By Sree Sreenivasan
DNAinfo Contributing Editor
Rupert Murdoch is at it again, getting attention for a new project before it's even off the ground.
His latest attempt to save the newspaper business was reported last week in the Los Angeles Times — Murdoch's launching a new national newspaper, but with a twist. Instead of a printed paper, it's going to be accessible on the iPad.
On top of being another broadside in Murdoch's ongoing war with the New York Times (the Times' iPad app has been downloaded 400,000 times by the 3 million-plus owners of the device), it's the media baron's newest gamble to get young people to read, and pay for, newspaper content in digital form.
"We'll have young people reading newspapers," Murdoch said during News Corp.'s earnings call this month, the Los Angeles Times reported. "It's a real game changer in the presentation of news."
Not so fast, Rupert.
In the first few months since the iPad's launch, a large number of people have been consuming news on it, not just through the New York Times' app, but through dozens of other media apps as well. A study released just last week in the UK showed that, in a survey of 1,000 iPad owners, 31 percent said the Apple device is their preferred way of reading newspapers and magazines, while 26 percent cited their laptop or computer, 24 percent opted for print and 12 percent used their phones.
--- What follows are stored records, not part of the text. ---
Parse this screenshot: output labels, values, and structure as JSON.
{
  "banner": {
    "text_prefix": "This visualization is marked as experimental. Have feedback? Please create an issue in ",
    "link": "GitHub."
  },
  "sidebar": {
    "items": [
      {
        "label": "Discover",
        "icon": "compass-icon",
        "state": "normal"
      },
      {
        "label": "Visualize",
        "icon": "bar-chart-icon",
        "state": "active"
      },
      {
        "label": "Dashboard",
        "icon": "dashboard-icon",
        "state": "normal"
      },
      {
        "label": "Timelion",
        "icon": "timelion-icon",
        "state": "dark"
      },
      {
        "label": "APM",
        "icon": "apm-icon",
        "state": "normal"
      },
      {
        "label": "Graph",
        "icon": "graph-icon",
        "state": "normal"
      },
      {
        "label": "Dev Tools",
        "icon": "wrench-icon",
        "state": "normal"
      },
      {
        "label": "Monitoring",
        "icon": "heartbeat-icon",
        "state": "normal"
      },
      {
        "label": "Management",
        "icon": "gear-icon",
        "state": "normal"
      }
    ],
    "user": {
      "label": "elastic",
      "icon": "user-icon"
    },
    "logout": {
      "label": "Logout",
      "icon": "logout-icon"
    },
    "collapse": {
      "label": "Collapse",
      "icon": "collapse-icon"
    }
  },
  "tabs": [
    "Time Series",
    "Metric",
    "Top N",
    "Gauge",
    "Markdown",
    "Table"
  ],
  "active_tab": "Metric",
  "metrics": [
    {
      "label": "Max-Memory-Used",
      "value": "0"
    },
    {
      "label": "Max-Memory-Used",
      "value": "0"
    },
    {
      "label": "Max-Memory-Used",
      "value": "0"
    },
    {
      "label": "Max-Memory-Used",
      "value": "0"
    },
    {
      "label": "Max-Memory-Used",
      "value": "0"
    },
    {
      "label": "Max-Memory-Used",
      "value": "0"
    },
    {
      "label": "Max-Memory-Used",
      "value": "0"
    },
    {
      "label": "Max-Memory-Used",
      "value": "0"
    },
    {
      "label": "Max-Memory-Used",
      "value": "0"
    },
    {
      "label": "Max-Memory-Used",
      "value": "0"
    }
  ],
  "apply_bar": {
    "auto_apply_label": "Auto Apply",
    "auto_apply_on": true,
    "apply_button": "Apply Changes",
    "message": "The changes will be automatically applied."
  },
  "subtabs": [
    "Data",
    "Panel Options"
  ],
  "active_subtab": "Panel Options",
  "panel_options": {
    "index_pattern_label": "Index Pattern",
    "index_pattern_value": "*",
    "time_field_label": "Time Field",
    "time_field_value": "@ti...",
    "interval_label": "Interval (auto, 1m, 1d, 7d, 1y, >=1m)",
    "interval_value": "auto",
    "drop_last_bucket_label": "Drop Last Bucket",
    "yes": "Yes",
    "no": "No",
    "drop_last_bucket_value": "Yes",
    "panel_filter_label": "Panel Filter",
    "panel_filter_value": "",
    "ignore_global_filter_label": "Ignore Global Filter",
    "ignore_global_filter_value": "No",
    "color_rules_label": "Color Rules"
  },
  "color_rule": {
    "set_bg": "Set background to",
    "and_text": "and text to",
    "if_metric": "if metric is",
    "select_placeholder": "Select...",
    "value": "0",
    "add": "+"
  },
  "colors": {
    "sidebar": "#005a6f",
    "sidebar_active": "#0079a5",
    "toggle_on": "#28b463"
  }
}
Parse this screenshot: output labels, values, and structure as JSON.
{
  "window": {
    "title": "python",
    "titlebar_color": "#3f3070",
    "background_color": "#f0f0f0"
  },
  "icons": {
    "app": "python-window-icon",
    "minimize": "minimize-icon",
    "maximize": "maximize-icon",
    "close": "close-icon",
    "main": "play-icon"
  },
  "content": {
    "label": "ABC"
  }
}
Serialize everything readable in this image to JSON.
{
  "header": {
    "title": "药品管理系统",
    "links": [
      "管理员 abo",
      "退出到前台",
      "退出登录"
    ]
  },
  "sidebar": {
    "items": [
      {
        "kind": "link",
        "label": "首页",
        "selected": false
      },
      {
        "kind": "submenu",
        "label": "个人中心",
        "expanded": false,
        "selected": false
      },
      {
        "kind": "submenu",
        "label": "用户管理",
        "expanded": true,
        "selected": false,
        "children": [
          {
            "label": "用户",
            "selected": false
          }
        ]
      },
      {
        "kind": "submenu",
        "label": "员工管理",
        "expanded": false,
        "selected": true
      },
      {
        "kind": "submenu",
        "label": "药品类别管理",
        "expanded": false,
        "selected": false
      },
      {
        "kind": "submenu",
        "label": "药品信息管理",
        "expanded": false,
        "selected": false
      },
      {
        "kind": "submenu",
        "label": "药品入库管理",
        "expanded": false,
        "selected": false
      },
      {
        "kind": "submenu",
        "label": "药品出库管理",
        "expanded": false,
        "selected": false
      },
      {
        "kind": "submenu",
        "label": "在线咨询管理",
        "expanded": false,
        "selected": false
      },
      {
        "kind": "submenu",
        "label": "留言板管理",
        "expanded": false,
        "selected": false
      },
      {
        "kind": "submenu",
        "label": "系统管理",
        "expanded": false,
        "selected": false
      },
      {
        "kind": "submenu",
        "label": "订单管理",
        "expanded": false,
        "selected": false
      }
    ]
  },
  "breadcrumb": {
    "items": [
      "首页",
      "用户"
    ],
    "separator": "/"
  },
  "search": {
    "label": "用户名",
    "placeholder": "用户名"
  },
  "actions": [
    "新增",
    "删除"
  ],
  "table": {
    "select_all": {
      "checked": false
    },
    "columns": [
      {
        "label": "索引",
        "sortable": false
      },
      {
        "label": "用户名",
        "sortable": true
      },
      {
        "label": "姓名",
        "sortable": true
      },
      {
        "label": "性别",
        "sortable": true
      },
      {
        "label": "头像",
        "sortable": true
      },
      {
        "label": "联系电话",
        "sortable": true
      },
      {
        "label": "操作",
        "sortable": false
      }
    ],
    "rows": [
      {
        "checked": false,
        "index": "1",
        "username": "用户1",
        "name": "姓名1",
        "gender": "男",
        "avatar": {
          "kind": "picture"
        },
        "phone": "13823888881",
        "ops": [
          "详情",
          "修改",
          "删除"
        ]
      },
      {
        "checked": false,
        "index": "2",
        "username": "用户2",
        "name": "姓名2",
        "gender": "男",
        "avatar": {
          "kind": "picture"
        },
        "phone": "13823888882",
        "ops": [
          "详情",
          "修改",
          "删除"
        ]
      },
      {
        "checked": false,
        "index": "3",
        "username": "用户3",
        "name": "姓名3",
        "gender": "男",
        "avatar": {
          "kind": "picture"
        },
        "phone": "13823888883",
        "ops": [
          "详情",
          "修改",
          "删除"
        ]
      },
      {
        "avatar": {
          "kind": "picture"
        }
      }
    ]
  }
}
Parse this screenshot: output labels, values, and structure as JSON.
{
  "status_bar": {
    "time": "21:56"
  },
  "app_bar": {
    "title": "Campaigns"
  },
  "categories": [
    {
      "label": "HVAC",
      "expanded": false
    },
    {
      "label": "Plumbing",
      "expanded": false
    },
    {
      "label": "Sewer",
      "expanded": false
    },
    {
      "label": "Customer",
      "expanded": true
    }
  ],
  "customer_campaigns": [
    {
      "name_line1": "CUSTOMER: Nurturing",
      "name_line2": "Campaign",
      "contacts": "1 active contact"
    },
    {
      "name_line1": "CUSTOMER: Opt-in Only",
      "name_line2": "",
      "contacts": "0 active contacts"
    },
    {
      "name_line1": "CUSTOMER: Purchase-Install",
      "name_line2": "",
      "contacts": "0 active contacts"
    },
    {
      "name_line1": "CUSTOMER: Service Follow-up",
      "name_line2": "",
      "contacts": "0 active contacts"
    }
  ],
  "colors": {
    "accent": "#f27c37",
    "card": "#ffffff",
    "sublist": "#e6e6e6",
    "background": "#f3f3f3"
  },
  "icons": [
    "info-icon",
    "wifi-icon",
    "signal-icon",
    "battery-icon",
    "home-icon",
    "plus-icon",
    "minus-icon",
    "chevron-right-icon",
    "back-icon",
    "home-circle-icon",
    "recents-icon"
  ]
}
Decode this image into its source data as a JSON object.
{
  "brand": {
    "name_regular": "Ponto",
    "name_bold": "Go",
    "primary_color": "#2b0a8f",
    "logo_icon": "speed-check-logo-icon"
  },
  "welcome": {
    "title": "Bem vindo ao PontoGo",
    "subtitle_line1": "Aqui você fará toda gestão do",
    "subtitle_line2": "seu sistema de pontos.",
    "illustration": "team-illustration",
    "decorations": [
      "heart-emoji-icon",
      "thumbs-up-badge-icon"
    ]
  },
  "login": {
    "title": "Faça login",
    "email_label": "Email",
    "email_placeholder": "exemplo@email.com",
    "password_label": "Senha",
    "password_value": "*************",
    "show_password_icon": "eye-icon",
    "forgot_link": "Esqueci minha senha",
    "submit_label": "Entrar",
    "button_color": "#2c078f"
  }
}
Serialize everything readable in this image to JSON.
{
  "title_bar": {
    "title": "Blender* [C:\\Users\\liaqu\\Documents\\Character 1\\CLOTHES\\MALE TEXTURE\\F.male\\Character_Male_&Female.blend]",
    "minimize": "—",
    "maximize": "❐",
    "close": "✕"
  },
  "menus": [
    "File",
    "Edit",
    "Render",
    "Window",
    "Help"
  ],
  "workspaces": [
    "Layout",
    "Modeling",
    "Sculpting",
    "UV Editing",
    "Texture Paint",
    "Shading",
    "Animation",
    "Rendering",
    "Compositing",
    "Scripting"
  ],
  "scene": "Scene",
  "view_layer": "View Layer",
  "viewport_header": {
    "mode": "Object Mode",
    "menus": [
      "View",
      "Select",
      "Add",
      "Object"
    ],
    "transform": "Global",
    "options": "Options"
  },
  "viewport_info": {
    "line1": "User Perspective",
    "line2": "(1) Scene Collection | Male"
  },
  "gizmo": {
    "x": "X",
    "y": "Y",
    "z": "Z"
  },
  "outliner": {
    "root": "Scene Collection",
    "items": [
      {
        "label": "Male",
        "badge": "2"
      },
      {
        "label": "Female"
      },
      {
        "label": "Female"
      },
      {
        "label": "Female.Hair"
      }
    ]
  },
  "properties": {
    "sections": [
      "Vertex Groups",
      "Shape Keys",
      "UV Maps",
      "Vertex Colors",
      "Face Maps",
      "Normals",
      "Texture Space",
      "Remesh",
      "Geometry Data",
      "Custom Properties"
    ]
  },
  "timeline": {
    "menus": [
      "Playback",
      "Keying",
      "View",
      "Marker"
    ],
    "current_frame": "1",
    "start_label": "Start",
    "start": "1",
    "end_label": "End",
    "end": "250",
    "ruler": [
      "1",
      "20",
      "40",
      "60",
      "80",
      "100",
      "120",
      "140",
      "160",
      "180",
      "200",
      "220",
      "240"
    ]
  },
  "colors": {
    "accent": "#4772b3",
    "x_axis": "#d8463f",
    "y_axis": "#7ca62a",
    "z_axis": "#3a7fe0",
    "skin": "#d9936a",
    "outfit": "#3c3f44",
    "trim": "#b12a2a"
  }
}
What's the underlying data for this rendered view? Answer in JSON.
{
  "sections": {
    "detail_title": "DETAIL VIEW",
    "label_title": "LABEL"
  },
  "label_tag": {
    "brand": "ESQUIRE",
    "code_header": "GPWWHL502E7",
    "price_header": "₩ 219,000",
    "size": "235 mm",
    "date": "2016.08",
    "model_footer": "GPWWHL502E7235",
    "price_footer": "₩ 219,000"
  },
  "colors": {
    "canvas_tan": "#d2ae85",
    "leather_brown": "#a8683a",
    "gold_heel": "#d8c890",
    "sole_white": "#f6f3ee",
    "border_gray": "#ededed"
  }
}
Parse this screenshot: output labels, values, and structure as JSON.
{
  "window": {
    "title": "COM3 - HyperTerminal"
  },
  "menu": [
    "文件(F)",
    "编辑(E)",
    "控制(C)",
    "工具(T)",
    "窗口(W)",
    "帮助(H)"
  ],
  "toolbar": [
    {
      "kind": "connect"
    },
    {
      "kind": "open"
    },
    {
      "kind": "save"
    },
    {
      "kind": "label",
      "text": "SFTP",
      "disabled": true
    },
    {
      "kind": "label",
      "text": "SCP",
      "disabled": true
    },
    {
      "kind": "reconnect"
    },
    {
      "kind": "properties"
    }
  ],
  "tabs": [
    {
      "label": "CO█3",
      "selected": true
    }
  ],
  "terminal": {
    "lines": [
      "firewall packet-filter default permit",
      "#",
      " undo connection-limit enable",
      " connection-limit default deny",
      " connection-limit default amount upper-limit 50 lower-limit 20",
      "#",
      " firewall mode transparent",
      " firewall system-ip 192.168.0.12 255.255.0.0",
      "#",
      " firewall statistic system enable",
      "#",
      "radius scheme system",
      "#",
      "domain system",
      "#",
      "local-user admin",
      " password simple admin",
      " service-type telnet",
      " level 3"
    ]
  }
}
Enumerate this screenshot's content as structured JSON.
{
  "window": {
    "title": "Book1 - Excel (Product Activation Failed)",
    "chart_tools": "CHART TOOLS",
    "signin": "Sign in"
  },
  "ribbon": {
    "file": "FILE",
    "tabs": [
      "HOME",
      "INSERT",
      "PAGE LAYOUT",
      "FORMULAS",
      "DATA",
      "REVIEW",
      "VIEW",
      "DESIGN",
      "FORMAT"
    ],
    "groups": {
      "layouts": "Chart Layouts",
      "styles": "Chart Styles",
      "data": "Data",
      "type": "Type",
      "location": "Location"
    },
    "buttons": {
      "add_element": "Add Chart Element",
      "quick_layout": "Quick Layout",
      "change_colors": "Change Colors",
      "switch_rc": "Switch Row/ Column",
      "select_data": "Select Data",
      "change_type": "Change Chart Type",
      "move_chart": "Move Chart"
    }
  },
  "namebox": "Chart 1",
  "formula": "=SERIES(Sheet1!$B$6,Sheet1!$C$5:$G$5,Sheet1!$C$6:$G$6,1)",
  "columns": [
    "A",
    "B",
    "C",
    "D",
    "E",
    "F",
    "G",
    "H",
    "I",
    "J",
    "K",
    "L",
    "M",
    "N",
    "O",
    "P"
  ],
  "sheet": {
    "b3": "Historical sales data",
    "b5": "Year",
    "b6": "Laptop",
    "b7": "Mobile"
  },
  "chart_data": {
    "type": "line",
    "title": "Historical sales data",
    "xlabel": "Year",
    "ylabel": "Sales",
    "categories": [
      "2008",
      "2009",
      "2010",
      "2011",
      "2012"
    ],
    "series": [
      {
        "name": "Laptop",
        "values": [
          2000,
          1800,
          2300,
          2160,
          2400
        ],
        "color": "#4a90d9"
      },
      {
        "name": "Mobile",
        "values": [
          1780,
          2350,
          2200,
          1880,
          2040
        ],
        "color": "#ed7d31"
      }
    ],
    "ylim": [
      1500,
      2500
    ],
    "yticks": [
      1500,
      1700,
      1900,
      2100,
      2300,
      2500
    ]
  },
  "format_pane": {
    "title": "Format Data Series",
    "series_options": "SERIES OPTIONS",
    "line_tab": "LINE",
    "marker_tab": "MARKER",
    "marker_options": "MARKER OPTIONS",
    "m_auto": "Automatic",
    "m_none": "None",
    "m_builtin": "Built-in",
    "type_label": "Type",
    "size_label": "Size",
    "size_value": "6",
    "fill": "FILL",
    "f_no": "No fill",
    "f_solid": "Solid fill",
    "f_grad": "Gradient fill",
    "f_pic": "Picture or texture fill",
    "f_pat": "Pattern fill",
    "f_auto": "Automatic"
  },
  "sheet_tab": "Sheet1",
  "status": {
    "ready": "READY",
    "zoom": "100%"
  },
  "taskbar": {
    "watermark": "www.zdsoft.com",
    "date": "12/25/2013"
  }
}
But as I wrote in April, we shouldn't overestimate how much the first versions of the iPad will benefit journalism. While it is a device that has captured just about everyone's imagination, the idea that the iPad will save print media is overblown:
It will help a new generation of consumers discover, read and watch content, but no $500+ product (along with apps that can cost as much as the $5-a-week Time app) is going to save print's troubled business models.
The initial success of the iPad, however, has meant that other manufacturers are getting into the tablets business with new zeal and the resulting innovation will mean more consumers of news on those products (heard about the India-made tablet that costs just $35?). Murdoch's investing in this platform will mean others are likely to follow — which can only be good for professional journalism in the long run.
But as for the likelihood of success for Murdoch's yet-to-be-named general-interest digital publication that will pull shorter, more easily digestable content from the New York Post and the Wall Street Journal, his track record doesn't bode well.
As Murdoch biographer Michael Wolff wrote in his column on Newser, the media baron "has never succeeded in any digital venture he’s managed. Never. Not once. From Delphi to iGuide to his son James’ dotcom investments to MySpace—all for naught."
Paul Carr, a writer at Tech Crunch, is also skeptical. He wrote this weekend that "this is the last gasp effort of a man who knows the end is nigh. Murdoch’s print publications are hemorrhaging readers to online, and yet his grand experiment with getting people to pay for digital content – building a paywall around the Times in London; a newspaper traditionally read by an older, perhaps more willing to pay, audience – has yielded only 'disappointing' results. It’s no use."
It may be years before we know if this Murdoch adventure is a success, but sometimes, it takes someone with a real vision - and a lot of money - to force innovation. Perhaps Murdoch's stubborness and his millions might just make a difference.
What do YOU think? Let me know via Twitter @sreenet or via the comments below.
Every week, DNAinfo contributing editor Sree Sreenivasan, a Columbia Journalism School professor, shares his observations about the changing media landscape.